Mathurin Moreau was admitted to the École des beaux-arts of Paris in 1841. He won the Second Grand Prix of Rome with Diodème at the age of 21, winning the Palladium. He was a prodigy that left hundreds of monumental works throughout the world including: at the esplanade of the National Assembly in Quebec, the courtyard of the Musée d'Orsay in Paris, and when passing through the Al Tahra Palace in Cairo. His talent can be seen on fountains, sculptures and public monuments in dozens of countries.

Mathurin Moreau collaborated with the Val d'Osne art foundry, where he was the director. For the collaboration, Mathurin Moreau produced about one hundred models of decorative objects and statues from which numerous bronze and cast iron sculptures were created.

Evidently, Mathurin Moreau has far less original marble statues. They were quickly hailed and acquired by the French State, such as La Fileuse (1861) which was bought for the Musée du Luxembourg. In addition to his activity as an official sculptor, Mathurin Moreau produced a series of smaller marble statues that were presented at the Salon des Artistes Français. The statues were often subjects of mythology such as Daphnis and Chloé, which is conserved at the Musée d'Orsay. Our marble is part of this series. "The Source" was sculpted by Mathurin Moreau and he did not make it in one sitting. Each time he went back to it, he made modifications.

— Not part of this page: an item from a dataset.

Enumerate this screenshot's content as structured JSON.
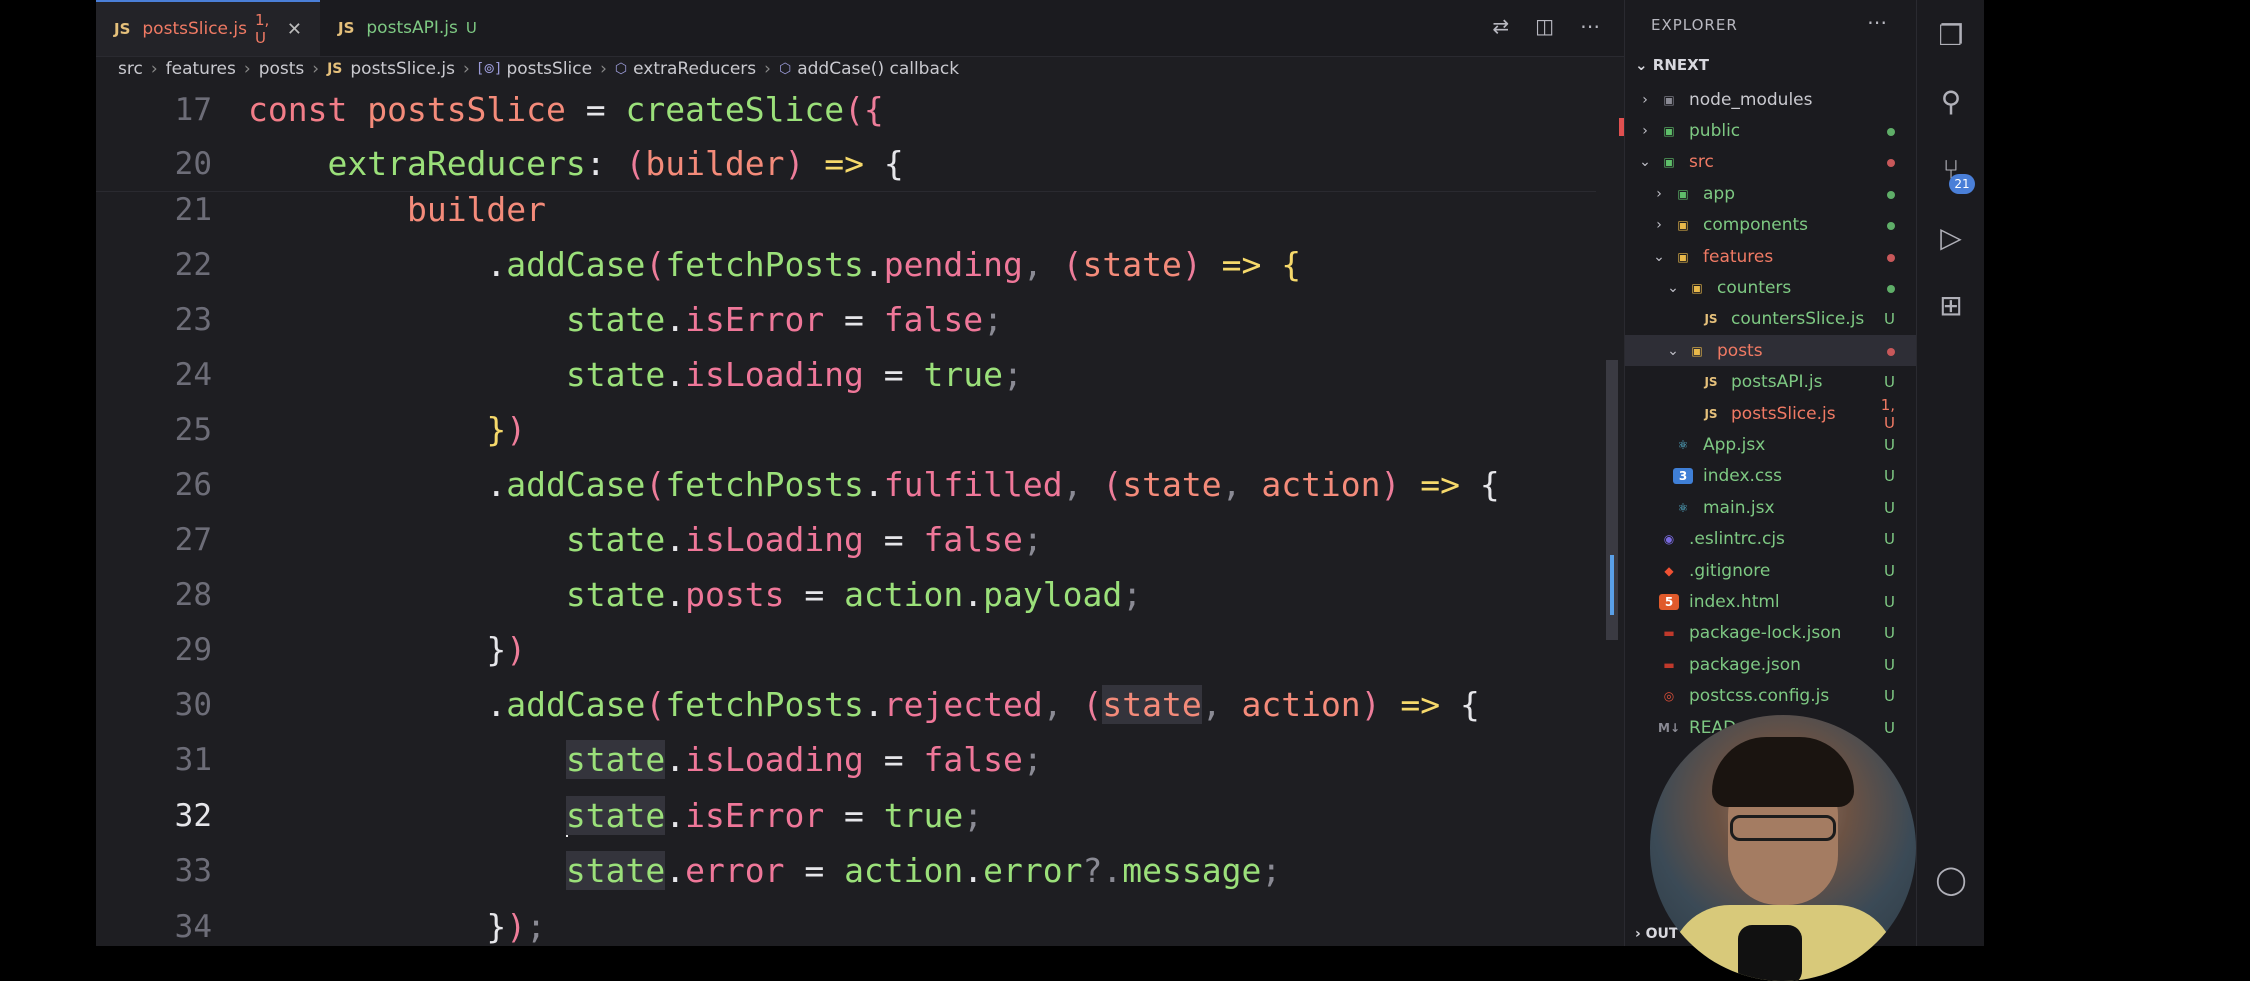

From 1879 until his death, Mathurin Moreau was the mayor of the 19th arrondissement of Paris.

Museums and Public Places:
South America: Tacna in Peru, Valparaíso, Buenos Aires, Salvador in Bahia...
North America: Boston, Ottawa, Quebec...
Geneva, Lisbon, Liverpool...
Paris: Musée d'Art Moderne, musée d'Orsay, North Station,
Opéra Garnier, Père Lachaise Cemetery ...
Dijon: Musée des Beaux-Arts
Marseille: Musée des Beaux-Arts

River Nymph or Dragonfly - Detail of the fountain on
Place André-Malraux, Paris